Between the rising prices of film cameras, film & development, the rapidly improving smartphone cameras and very refined digital compacts choosing a camera like the mju:II makes less practical sense than they used to.
Being pragmatic about what a perfect pocket camera actually entails it’s hard to make a case for using anything else than your smartphone. It offers good enough image quality these days (even for prints), is smaller still and it’s probably already in your pocket wherever you go.
So shooting a film compact then instead comes down to enjoying the process of it. And if enjoyment is the biggest driver then a true P&S such as the mju:II might not be the ideal choice as it isn’t really a homerun in this regard (in my opinion at least). I’m simply not convinced the appeal is big enough to give a wholehearted recommendation, but I’m also not sure what else is.
Premium compacts like the Contax T-series, the Nikon 35Ti and Ricoh GR cameras all offer better control schemes and more consistent performance. But with the prices of these cameras starting to become pretty crazy and my mju:II so suddenly giving up the ghost I personally feel reluctant to risk it with any of these cameras. The sensation that just a tiny bit of bad luck could make them abruptly end up as several hundred euros worth of paperweights isn’t too compelling.
The Olympus XA might be a better choice as it’s still pretty cheap and a lot of fun to shoot. It remains one of my favorite compacts, though the performance is certainly a step back and feels even harder to accept after getting used to the pleasant output of the mju:II.
So then it might make sense to instead look at a digital compact. Something like the Sony RX100 series of cameras is about as fun to shoot as the mju:II (i.e. not super enjoyable, but good enough) and allows very consistent and high quality results. Sure it’s a bigger initial investment and the deprecation is a lot higher, but it’s probably not too much more than you’d be spending on film and development. It might not be more fun, but at least it’s a very practical choice.
Personally though I’ve found sort of a replacement to the mju:II in the unlikely form of a Leica II. It’s an incredibly primitive camera, far less capable and slower to shoot than the mju:II and bigger too. But it fits in my commuter bag equally well as the little Olympus while being a lot more engaging and incredibly fun to shoot. So between that and my phone I’m not sure I feel the need for a straight up replacement to the mju:II*, even though it’ll leave a bit of a gap in my set-up.

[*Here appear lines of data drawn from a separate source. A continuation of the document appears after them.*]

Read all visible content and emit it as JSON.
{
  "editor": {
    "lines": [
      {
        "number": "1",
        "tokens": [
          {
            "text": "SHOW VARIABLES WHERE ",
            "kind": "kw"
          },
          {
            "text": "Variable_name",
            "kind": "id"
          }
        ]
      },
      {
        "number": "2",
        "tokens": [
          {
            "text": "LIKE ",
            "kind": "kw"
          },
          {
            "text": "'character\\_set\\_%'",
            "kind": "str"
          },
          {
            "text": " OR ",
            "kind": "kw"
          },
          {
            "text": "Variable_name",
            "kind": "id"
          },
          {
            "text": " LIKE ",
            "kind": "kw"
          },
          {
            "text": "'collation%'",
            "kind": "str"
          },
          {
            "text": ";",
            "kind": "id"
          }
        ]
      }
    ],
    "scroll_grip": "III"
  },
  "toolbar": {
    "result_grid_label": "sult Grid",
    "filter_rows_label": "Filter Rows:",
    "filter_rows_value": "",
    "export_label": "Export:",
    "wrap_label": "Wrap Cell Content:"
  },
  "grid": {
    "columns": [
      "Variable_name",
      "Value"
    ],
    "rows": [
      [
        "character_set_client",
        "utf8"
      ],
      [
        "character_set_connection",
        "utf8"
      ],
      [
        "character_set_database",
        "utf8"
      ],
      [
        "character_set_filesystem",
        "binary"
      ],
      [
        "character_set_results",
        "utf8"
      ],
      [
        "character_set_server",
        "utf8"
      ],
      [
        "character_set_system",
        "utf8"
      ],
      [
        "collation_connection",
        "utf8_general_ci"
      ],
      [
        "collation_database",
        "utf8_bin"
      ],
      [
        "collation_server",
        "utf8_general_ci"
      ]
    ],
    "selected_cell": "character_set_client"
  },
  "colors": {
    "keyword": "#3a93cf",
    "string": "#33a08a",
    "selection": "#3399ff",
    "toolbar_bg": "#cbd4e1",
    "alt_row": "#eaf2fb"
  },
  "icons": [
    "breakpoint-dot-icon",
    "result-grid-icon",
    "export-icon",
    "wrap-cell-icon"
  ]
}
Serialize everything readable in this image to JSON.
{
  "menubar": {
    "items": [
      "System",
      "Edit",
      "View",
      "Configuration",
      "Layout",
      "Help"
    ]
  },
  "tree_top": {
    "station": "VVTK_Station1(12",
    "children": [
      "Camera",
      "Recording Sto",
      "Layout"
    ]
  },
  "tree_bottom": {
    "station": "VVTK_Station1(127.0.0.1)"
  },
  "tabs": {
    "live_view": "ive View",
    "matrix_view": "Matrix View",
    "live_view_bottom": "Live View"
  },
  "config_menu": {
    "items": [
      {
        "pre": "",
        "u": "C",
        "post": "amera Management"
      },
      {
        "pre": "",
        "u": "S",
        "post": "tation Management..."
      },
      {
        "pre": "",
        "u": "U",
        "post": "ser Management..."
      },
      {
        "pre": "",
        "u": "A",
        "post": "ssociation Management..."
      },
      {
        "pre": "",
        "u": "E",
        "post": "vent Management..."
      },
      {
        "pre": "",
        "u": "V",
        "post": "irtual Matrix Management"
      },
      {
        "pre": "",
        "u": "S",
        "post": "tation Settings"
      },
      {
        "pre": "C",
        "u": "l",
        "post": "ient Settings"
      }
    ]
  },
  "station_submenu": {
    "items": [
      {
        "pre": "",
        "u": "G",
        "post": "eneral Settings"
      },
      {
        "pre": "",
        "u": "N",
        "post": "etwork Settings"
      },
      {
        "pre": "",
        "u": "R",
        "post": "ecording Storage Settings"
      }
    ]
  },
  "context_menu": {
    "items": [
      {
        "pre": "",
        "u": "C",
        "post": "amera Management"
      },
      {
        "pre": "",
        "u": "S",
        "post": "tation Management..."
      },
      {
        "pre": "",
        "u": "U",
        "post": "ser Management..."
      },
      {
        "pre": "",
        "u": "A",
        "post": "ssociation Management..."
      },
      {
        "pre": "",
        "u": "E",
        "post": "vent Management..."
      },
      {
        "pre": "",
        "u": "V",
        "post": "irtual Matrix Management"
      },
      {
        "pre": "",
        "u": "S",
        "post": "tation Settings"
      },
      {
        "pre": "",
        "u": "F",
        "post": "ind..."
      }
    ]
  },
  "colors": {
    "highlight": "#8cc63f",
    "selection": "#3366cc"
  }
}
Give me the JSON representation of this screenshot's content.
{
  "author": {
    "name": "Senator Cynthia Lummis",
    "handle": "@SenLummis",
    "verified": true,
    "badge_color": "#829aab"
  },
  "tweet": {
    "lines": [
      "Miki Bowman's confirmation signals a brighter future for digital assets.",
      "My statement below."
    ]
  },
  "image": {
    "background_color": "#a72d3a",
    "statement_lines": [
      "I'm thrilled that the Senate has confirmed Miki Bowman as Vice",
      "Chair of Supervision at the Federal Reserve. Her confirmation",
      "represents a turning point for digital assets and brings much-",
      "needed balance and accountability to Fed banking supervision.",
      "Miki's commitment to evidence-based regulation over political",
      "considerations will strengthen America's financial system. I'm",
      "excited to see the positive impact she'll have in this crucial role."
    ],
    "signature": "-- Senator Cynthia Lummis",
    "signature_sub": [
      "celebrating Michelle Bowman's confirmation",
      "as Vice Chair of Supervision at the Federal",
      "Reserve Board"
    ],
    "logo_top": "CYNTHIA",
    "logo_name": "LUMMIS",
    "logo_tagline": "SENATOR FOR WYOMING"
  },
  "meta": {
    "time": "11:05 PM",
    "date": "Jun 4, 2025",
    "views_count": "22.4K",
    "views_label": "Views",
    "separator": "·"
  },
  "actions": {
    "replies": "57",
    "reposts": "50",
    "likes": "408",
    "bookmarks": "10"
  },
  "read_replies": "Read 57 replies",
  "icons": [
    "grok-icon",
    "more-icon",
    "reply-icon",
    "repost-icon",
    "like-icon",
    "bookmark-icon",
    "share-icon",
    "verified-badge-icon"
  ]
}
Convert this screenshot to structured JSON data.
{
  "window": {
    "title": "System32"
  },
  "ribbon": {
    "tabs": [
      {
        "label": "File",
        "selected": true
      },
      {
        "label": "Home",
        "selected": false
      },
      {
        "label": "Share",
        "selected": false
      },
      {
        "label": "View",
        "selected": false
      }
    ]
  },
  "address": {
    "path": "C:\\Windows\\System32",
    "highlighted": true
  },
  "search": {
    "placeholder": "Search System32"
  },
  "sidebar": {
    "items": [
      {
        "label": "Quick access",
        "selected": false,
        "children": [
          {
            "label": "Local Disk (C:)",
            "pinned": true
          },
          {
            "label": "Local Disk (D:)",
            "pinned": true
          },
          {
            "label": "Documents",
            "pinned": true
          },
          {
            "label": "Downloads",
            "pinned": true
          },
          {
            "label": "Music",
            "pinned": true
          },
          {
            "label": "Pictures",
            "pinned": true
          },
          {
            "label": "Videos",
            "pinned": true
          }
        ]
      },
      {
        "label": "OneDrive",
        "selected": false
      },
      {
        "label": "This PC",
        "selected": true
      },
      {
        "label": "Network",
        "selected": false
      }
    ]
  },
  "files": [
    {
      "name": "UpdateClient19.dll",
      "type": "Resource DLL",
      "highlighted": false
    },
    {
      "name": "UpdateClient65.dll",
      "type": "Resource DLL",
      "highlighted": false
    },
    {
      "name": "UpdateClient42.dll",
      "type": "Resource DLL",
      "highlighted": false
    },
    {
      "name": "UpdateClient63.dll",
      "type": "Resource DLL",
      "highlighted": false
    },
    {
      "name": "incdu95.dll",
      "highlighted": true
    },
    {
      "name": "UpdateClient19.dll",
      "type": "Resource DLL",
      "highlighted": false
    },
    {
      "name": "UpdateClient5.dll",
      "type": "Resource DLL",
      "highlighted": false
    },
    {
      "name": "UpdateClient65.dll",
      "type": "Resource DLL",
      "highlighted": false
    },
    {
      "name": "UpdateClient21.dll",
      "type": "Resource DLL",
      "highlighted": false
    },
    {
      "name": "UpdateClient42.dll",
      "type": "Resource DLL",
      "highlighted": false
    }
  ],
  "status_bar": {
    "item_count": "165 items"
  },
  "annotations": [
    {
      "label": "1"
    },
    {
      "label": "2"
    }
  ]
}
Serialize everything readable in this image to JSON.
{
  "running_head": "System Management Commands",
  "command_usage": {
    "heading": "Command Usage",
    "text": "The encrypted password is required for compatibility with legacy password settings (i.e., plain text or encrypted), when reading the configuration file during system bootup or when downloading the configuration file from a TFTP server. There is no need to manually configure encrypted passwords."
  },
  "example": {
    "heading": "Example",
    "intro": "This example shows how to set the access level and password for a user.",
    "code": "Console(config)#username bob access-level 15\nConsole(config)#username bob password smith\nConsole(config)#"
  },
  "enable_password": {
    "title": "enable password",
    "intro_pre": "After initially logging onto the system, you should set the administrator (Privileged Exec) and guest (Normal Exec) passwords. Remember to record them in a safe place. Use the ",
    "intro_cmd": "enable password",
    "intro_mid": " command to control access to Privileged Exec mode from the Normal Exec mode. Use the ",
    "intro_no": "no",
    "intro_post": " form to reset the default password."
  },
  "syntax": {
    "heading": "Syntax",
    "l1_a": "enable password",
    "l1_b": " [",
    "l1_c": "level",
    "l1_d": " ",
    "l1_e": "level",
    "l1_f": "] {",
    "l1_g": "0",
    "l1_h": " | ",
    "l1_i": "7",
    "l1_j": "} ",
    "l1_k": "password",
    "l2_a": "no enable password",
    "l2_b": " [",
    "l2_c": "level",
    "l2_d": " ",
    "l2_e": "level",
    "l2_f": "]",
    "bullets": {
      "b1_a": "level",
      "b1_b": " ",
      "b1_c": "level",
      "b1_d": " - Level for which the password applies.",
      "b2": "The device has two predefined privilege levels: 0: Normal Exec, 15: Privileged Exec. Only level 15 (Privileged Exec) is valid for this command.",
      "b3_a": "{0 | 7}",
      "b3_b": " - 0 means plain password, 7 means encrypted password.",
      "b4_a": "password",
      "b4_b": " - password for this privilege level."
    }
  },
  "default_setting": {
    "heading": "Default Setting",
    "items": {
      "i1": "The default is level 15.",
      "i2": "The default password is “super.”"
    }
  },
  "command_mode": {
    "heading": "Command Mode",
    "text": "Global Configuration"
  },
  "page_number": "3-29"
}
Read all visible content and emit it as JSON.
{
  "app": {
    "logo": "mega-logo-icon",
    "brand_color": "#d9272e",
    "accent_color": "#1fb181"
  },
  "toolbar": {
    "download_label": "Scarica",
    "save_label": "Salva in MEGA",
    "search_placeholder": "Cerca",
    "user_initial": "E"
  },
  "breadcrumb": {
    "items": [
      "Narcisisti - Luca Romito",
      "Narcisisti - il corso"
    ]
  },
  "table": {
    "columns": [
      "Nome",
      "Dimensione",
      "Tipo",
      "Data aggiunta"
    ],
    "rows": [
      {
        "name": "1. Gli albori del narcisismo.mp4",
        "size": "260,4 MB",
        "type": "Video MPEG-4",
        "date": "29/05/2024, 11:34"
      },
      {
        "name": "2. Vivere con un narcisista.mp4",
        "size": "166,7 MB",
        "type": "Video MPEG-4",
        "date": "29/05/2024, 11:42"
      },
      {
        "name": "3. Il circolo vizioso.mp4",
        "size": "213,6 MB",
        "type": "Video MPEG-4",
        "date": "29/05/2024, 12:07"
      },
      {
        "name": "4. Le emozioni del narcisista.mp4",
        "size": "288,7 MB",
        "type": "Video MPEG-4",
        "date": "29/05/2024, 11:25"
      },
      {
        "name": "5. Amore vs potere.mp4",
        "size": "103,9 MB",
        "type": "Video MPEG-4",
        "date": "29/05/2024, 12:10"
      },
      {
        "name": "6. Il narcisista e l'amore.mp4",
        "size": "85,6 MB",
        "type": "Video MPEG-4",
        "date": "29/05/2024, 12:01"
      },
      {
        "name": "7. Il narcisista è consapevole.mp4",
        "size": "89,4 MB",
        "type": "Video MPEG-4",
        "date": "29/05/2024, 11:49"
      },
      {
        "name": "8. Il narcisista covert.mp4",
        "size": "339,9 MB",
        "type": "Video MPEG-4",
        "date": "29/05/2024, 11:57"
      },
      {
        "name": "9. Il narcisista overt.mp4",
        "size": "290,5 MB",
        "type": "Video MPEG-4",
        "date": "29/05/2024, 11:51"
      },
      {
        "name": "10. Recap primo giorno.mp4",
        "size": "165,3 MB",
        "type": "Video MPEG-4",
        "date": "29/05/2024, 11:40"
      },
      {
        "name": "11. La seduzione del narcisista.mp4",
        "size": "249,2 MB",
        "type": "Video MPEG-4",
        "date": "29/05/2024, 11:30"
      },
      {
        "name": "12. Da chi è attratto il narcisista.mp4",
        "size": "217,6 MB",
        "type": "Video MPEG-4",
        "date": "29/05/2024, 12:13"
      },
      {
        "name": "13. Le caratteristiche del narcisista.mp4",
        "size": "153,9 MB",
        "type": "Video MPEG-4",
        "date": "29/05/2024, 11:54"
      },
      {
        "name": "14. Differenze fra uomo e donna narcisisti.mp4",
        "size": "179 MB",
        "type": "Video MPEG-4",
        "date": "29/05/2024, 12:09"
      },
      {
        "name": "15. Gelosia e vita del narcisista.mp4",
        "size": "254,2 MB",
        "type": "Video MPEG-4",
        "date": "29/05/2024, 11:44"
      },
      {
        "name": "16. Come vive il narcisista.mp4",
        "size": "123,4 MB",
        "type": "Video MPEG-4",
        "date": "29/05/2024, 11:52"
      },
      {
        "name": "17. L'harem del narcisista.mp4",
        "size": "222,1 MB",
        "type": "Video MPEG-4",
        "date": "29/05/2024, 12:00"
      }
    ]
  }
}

* That’s not to say there aren’t a few compacts I’d still consider and would like a go with in due time. I’ve had my eye on the Rollei 35 for a while for instance.
As evident by my back and forth I’m not sure there’s a straightforward bottom line to how good the Olympus mju:II actually is.
In the end it comes down to what you want in a pocket camera. Depending on your wants and needs and how pragmatic you are the mju:II might end up a pretty poor choice.
But if you enjoy the process of shooting film and find adapting to its barebones shooting experience appealing it’s hard to fault. At least as long as you’re willing to put up with some occasional misfocused shots.
It’s very light and compact, reasonably cheap and very easy to shoot. It performs quite well most of the time and frequently the output is way better than the modest nature of the camera would suggest.
This balance of performance, compactness and reasonable price certainly makes it a pleasant experience a lot of the time. There are certainly some other options out there to consider, but as long as you’re fine with its limitations the mju:II makes a great pocket camera. I can certainly see why some people consider it the perfect pocket camera – there are times where I’ve seen it as such. And who knows, maybe you will too…?
All photos in this post were taken using the Olympus mju:II with Fuji Superia 400, developed by Team Framkallning and scanned using the Plustek 8200i. Images of the camera itself were made with a Sony A7 or Fuji X100T. Exif-data is intact. Open any image in a new window for a closer look.